German conceptual artist Hanne Darboven’s Opus 17a forms part of her Mathematical Music output. Systematically controlled numerical data, prevalent in her installation work, informs the organisation of this characteristically uncompromising minimal music.
I’m very happy that my new solo flute piece The dance along the artery is going to be premiered by flutist extraordinaire Kathryn Williams at the 2nd International Dalcroze Conference tomorrow alongside a second performance and her presentation of a joint paper partially on the process of writing and collaborating on this.
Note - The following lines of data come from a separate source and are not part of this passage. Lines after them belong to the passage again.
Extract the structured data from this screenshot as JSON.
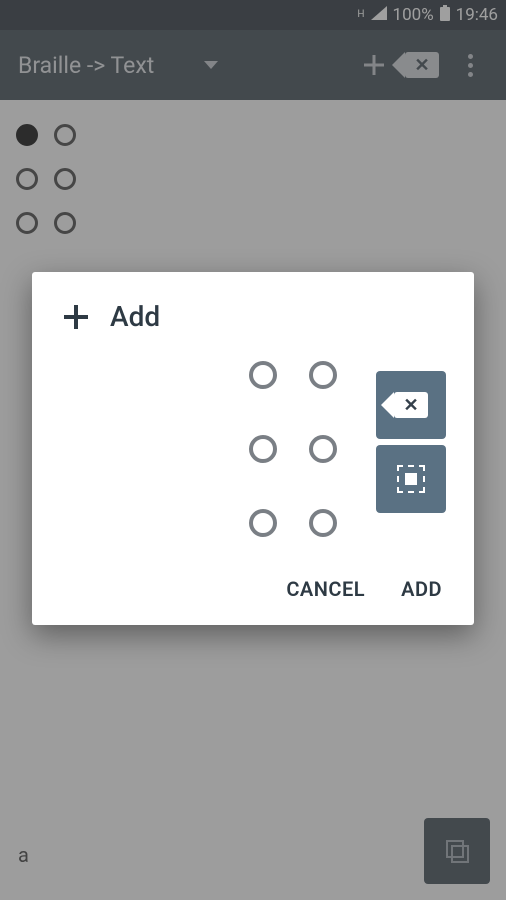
{
  "status": {
    "network_type": "H",
    "battery_pct": "100%",
    "time": "19:46"
  },
  "appbar": {
    "mode_label": "Braille -> Text"
  },
  "main_braille": {
    "dots": [
      true,
      false,
      false,
      false,
      false,
      false
    ]
  },
  "output": {
    "text": "a"
  },
  "dialog": {
    "title": "Add",
    "braille_dots": [
      false,
      false,
      false,
      false,
      false,
      false
    ],
    "cancel_label": "CANCEL",
    "add_label": "ADD"
  }
}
Rather dauntingly this piece is being premiered alongside Kathryn’s interpretation of Brian Ferneyhough’s monolithic solo flute work Unity Capsule.
The piece marks the start of a collaborative project exploring how observing and learning about The Dalcroze Method might inform an approach to composition as well as examining how Kathryn has employed the method in complex repertoire and music than has elements of parametric decoupling.
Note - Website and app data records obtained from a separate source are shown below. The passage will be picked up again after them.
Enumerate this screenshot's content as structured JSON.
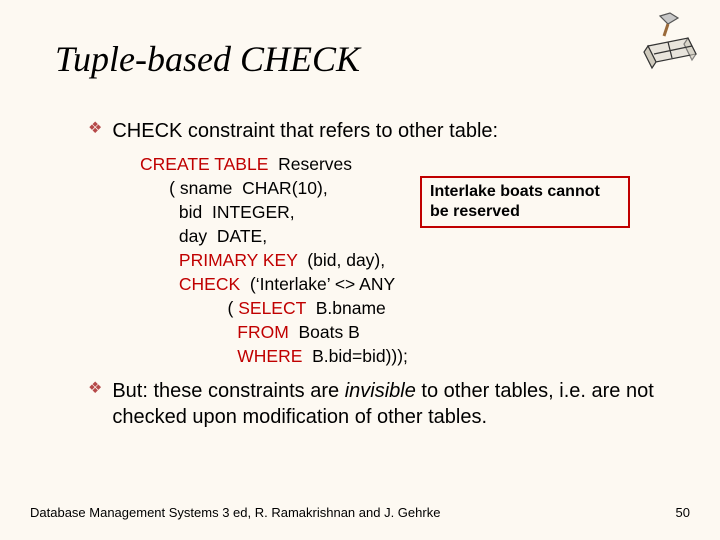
{
  "title": "Tuple-based CHECK",
  "bullets": {
    "b1": "CHECK constraint that refers to other table:",
    "b2_pre": "But: these constraints are ",
    "b2_em": "invisible",
    "b2_post": " to other tables, i.e. are not checked upon modification of other tables."
  },
  "code": {
    "l1_kw": "CREATE TABLE",
    "l1_rest": "  Reserves",
    "l2": "      ( sname  CHAR(10),",
    "l3": "        bid  INTEGER,",
    "l4": "        day  DATE,",
    "l5_kw": "PRIMARY KEY",
    "l5_rest": "  (bid, day),",
    "l6_kw": "CHECK",
    "l6_rest": "  (‘Interlake’ <> ANY",
    "l7_kw": "SELECT",
    "l7_rest": "  B.bname",
    "l8_kw": "FROM",
    "l8_rest": "  Boats B",
    "l9_kw": "WHERE",
    "l9_rest": "  B.bid=bid)));"
  },
  "callout": "Interlake boats cannot be reserved",
  "footer": {
    "left": "Database Management Systems 3 ed,  R. Ramakrishnan and J. Gehrke",
    "page": "50"
  }
}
The piece has, at its core, a very simple physical limitation; it only features fingerings that either use all the fingers, all the fingers of the left hand, all the fingers of right hand or no fingers at all. This has led to a surprising palette of pitches (more, given the range of harmonics and some multiphonics, than I might have expected initially). As part of the trajectory of the piece it has been fun to have some sections in which Kathryn has to battle with the instrument to pick out potentially problematic pitches, and at other points allows the fingering, embouchure, dynamic and embouchure indications to suggest the pitches (which are not specified).
It has, in some respects, been (for me) a refreshingly different approach to writing a short piece and I’m looking forward to being able to post a recording soon and developing the set and the related writing.
Ahead of The House of Bedlam playing at the Sandbar for Tom Rose and Jack Sheen’s ddmmyy series a week today here is an extract from a new track. This is the opening of Rta in its electronic form – next week it will be for flute, clarinet, guitar, cello as well as electronic sounds.
It’s always a pleasure bringing the group together and I’m also chuffed we’re playing, for the first time, Small brown spots by David Fennessy.
Also looking forward to Laurence Crane playing his own music with Michael Perrett.
I’ve just been updating the information on my course for music and performance art for next year at the RNCM. I found this photograph (from one of the 2014 lectures) and it made me smile. I wasn’t able to use lighted cigarettes in the RNCM refectory so we used an e-cigarette with a pin concealed in the end. I’m not sure that Dr Sirocofran or Filippo Tommaso Marinette would have approved of this 21st century version and good behaviour.
I have a couple of pieces being featured on radio shows this week that I’d like to share.
Firstly the Norwegian broadcast of my piece for HCMF 2014 and Borealis 2015 is now online. This is a 30-minute piece for eleven instruments and was an enormously rewarding process with Ensemble BIT20 (and an outcome I’m proud of). You can hear it on NRK Radio here.
Also very happy to have ‘Radio tune’, a short bit of my EP for Slip Discs ‘A creche for the lonely and peculiar’, played on Beatrice Dillon’s NTS Radio Show which you can hear here. She plays it at 33rpm and I’ve come to much prefer this slower speed for this track. If you’re interested my track is about 1 hour and 40 minutes in but I’d listen to the whole show. I have and enjoyed it.